_What you should do:_ What you return must match the records exactly, with every line included.

_Supplied material:_
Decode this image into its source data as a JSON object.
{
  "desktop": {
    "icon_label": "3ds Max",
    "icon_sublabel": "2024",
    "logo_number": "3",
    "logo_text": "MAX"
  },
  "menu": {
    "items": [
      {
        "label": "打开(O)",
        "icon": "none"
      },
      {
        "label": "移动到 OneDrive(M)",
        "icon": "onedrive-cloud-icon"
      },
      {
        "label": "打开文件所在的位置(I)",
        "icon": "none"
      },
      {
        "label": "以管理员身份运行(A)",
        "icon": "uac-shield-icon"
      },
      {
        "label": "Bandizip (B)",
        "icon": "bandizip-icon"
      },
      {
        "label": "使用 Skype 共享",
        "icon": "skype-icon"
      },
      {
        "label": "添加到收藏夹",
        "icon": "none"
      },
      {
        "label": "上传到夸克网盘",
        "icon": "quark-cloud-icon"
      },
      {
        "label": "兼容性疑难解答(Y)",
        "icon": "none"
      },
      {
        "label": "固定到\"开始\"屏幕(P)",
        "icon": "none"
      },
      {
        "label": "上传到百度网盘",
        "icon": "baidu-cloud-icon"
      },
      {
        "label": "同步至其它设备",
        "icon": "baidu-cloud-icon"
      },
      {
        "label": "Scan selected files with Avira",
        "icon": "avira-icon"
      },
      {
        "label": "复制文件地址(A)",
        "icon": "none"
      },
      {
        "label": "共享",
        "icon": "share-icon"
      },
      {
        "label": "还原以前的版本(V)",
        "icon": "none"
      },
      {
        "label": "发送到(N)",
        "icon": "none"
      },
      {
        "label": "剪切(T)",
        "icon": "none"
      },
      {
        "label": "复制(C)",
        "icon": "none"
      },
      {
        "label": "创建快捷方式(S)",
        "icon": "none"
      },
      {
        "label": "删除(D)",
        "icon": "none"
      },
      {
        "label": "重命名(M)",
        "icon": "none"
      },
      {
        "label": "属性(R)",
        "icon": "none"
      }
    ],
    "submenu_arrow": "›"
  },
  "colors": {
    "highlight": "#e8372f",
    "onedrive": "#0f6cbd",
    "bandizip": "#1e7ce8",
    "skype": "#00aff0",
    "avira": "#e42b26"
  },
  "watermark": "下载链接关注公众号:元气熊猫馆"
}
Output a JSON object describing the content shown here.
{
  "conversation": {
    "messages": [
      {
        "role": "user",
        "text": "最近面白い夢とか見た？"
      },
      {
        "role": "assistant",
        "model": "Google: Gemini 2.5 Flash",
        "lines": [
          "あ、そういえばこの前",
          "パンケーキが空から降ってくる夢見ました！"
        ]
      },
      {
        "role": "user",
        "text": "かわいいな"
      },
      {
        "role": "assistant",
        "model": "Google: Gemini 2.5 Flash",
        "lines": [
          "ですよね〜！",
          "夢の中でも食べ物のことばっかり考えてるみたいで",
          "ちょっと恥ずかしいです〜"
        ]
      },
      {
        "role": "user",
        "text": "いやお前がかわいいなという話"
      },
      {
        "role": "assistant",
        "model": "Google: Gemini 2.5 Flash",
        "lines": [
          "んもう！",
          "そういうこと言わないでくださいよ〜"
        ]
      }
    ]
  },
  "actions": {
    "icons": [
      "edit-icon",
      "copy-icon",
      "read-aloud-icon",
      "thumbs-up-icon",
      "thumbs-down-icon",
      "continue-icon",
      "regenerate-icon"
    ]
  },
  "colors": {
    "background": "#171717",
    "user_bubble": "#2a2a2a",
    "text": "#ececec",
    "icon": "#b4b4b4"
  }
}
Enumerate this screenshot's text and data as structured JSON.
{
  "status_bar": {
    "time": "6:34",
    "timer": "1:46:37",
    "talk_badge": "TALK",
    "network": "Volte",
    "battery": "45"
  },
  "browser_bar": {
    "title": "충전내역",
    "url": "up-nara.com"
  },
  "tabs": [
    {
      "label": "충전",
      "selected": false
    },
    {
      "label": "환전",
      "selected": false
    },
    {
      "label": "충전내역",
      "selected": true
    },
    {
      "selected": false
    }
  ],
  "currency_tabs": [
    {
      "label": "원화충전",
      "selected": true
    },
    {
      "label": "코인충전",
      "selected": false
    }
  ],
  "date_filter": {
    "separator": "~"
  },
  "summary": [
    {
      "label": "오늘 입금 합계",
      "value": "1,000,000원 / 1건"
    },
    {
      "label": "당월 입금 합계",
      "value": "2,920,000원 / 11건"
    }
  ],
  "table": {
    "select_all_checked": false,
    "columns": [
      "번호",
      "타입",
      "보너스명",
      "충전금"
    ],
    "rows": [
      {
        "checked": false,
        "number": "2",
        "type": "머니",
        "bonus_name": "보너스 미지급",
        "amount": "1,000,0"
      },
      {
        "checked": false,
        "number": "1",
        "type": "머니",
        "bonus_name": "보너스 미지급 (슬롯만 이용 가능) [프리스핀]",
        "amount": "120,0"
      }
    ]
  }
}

_Output:_
Decode this image into its source data as a JSON object.
{
  "desktop": {
    "icon_label": "3ds Max",
    "icon_sublabel": "2024",
    "logo_number": "3",
    "logo_text": "MAX"
  },
  "menu": {
    "items": [
      {
        "label": "打开(O)",
        "icon": "none"
      },
      {
        "label": "移动到 OneDrive(M)",
        "icon": "onedrive-cloud-icon"
      },
      {
        "label": "打开文件所在的位置(I)",
        "icon": "none"
      },
      {
        "label": "以管理员身份运行(A)",
        "icon": "uac-shield-icon"
      },
      {
        "label": "Bandizip (B)",
        "icon": "bandizip-icon"
      },
      {
        "label": "使用 Skype 共享",
        "icon": "skype-icon"
      },
      {
        "label": "添加到收藏夹",
        "icon": "none"
      },
      {
        "label": "上传到夸克网盘",
        "icon": "quark-cloud-icon"
      },
      {
        "label": "兼容性疑难解答(Y)",
        "icon": "none"
      },
      {
        "label": "固定到\"开始\"屏幕(P)",
        "icon": "none"
      },
      {
        "label": "上传到百度网盘",
        "icon": "baidu-cloud-icon"
      },
      {
        "label": "同步至其它设备",
        "icon": "baidu-cloud-icon"
      },
      {
        "label": "Scan selected files with Avira",
        "icon": "avira-icon"
      },
      {
        "label": "复制文件地址(A)",
        "icon": "none"
      },
      {
        "label": "共享",
        "icon": "share-icon"
      },
      {
        "label": "还原以前的版本(V)",
        "icon": "none"
      },
      {
        "label": "发送到(N)",
        "icon": "none"
      },
      {
        "label": "剪切(T)",
        "icon": "none"
      },
      {
        "label": "复制(C)",
        "icon": "none"
      },
      {
        "label": "创建快捷方式(S)",
        "icon": "none"
      },
      {
        "label": "删除(D)",
        "icon": "none"
      },
      {
        "label": "重命名(M)",
        "icon": "none"
      },
      {
        "label": "属性(R)",
        "icon": "none"
      }
    ],
    "submenu_arrow": "›"
  },
  "colors": {
    "highlight": "#e8372f",
    "onedrive": "#0f6cbd",
    "bandizip": "#1e7ce8",
    "skype": "#00aff0",
    "avira": "#e42b26"
  },
  "watermark": "下载链接关注公众号:元气熊猫馆"
}
Output a JSON object describing the content shown here.
{
  "conversation": {
    "messages": [
      {
        "role": "user",
        "text": "最近面白い夢とか見た？"
      },
      {
        "role": "assistant",
        "model": "Google: Gemini 2.5 Flash",
        "lines": [
          "あ、そういえばこの前",
          "パンケーキが空から降ってくる夢見ました！"
        ]
      },
      {
        "role": "user",
        "text": "かわいいな"
      },
      {
        "role": "assistant",
        "model": "Google: Gemini 2.5 Flash",
        "lines": [
          "ですよね〜！",
          "夢の中でも食べ物のことばっかり考えてるみたいで",
          "ちょっと恥ずかしいです〜"
        ]
      },
      {
        "role": "user",
        "text": "いやお前がかわいいなという話"
      },
      {
        "role": "assistant",
        "model": "Google: Gemini 2.5 Flash",
        "lines": [
          "んもう！",
          "そういうこと言わないでくださいよ〜"
        ]
      }
    ]
  },
  "actions": {
    "icons": [
      "edit-icon",
      "copy-icon",
      "read-aloud-icon",
      "thumbs-up-icon",
      "thumbs-down-icon",
      "continue-icon",
      "regenerate-icon"
    ]
  },
  "colors": {
    "background": "#171717",
    "user_bubble": "#2a2a2a",
    "text": "#ececec",
    "icon": "#b4b4b4"
  }
}
Enumerate this screenshot's text and data as structured JSON.
{
  "status_bar": {
    "time": "6:34",
    "timer": "1:46:37",
    "talk_badge": "TALK",
    "network": "Volte",
    "battery": "45"
  },
  "browser_bar": {
    "title": "충전내역",
    "url": "up-nara.com"
  },
  "tabs": [
    {
      "label": "충전",
      "selected": false
    },
    {
      "label": "환전",
      "selected": false
    },
    {
      "label": "충전내역",
      "selected": true
    },
    {
      "selected": false
    }
  ],
  "currency_tabs": [
    {
      "label": "원화충전",
      "selected": true
    },
    {
      "label": "코인충전",
      "selected": false
    }
  ],
  "date_filter": {
    "separator": "~"
  },
  "summary": [
    {
      "label": "오늘 입금 합계",
      "value": "1,000,000원 / 1건"
    },
    {
      "label": "당월 입금 합계",
      "value": "2,920,000원 / 11건"
    }
  ],
  "table": {
    "select_all_checked": false,
    "columns": [
      "번호",
      "타입",
      "보너스명",
      "충전금"
    ],
    "rows": [
      {
        "checked": false,
        "number": "2",
        "type": "머니",
        "bonus_name": "보너스 미지급",
        "amount": "1,000,0"
      },
      {
        "checked": false,
        "number": "1",
        "type": "머니",
        "bonus_name": "보너스 미지급 (슬롯만 이용 가능) [프리스핀]",
        "amount": "120,0"
      }
    ]
  }
}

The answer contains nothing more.